### Your objective
Copy out the lines below that hold the word "true".

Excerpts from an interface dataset

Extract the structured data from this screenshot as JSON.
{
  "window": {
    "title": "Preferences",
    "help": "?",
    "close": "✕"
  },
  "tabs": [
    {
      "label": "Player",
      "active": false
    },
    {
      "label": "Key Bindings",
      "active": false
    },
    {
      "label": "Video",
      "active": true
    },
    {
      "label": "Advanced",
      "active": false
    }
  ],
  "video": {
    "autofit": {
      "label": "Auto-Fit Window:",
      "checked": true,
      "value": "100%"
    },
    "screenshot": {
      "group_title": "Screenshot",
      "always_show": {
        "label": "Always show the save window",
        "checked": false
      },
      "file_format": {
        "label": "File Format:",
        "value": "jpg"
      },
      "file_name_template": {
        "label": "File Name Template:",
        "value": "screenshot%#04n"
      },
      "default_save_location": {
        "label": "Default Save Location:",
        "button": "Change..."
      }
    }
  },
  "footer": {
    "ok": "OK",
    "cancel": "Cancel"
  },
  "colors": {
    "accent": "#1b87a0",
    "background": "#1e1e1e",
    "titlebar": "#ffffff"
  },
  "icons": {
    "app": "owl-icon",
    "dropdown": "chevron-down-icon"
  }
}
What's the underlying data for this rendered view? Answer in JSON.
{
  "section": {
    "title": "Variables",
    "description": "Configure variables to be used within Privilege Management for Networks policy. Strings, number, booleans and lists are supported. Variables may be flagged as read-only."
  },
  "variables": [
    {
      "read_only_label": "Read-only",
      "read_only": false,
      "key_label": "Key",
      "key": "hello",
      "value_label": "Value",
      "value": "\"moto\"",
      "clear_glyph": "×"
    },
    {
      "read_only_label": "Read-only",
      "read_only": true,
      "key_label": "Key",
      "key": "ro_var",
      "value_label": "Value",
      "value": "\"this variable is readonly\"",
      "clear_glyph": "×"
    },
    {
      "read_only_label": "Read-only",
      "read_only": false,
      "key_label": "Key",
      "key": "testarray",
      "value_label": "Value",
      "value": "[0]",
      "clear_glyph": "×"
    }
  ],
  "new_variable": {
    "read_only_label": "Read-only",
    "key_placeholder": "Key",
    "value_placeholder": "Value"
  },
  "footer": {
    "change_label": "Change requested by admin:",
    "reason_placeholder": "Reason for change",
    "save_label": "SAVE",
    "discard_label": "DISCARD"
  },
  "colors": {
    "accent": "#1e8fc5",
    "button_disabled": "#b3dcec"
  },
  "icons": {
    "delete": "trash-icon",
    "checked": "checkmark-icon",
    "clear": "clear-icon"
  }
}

### Answer area
      "active": true
      "checked": true,
      "read_only": true,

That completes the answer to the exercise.